▸ **WORK TO BE COMPLETED**: Lines with the word "true" are the ones wanted. Copy each of them from the entries below.

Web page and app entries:
--- START ---

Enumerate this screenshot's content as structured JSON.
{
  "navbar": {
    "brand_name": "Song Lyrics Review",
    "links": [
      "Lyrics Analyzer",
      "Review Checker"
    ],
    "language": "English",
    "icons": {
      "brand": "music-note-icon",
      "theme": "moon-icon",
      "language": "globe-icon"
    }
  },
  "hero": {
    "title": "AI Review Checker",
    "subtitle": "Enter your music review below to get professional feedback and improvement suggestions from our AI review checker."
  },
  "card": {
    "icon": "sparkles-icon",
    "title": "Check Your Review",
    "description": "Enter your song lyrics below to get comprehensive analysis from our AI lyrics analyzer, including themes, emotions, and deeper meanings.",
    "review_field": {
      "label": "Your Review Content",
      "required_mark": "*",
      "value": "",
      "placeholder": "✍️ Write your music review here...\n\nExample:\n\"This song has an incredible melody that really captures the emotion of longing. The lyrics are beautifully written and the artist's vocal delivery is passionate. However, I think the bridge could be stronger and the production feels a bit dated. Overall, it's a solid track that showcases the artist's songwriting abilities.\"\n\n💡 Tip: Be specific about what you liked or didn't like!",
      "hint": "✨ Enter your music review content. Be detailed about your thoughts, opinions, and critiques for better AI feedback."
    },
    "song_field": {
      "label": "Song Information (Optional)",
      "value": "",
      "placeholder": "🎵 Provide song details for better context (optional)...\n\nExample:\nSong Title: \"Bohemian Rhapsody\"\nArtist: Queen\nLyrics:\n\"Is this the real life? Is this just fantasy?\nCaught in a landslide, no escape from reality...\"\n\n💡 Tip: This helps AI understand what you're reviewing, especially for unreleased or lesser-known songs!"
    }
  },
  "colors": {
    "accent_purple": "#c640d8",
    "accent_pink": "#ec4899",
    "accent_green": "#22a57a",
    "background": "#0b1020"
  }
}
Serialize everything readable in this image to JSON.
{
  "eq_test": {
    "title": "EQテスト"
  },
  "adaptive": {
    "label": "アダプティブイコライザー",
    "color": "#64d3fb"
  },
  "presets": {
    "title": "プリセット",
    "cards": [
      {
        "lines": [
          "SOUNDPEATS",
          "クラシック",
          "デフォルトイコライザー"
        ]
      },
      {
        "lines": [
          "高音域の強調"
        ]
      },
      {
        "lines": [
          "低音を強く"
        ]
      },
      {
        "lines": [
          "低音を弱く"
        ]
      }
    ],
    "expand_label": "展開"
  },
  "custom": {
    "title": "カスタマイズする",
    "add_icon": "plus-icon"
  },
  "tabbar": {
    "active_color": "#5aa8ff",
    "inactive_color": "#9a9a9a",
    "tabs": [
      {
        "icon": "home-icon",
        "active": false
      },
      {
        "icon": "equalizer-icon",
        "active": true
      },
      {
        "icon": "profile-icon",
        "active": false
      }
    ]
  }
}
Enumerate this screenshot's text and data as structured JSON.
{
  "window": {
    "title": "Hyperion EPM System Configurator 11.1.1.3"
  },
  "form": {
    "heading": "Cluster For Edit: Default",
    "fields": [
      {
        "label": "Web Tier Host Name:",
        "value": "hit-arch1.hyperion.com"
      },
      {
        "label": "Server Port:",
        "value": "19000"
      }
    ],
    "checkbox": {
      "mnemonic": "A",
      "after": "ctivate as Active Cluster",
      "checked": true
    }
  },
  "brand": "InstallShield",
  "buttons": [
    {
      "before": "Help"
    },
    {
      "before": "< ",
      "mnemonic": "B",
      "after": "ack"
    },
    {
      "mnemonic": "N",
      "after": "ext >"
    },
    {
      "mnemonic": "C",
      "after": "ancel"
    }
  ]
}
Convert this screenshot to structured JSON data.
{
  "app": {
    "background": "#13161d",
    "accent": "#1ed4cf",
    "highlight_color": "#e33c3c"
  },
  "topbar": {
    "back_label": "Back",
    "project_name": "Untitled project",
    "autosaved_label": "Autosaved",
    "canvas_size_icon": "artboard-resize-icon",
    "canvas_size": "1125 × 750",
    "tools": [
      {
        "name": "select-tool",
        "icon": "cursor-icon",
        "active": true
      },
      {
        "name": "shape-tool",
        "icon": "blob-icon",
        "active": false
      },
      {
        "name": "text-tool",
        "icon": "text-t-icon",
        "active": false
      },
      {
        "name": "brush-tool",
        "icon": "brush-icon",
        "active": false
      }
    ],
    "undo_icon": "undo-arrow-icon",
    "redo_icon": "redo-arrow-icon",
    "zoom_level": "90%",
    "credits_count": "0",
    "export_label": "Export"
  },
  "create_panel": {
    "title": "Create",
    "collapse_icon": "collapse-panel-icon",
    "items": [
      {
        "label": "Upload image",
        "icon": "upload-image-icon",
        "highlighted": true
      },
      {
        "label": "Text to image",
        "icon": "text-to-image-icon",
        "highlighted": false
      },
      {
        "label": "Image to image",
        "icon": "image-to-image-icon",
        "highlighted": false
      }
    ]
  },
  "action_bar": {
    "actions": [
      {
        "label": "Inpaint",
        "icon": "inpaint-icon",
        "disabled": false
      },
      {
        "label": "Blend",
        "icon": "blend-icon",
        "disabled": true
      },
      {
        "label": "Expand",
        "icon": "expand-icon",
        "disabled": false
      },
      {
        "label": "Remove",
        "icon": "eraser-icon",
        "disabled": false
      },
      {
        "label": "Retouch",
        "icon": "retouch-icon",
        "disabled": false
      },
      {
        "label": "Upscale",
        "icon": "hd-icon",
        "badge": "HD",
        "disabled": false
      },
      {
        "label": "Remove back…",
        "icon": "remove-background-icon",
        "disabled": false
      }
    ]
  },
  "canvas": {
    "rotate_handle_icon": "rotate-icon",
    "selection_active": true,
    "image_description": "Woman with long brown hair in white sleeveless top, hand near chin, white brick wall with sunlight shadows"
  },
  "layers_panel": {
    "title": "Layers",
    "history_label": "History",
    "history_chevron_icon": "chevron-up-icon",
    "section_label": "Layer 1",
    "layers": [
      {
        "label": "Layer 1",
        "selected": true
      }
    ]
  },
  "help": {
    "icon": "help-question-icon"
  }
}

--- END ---

▸ **OUTPUT BELOW**:
        "active": true
      "checked": true
        "active": true
        "highlighted": true
        "disabled": true
    "selection_active": true,
        "selected": true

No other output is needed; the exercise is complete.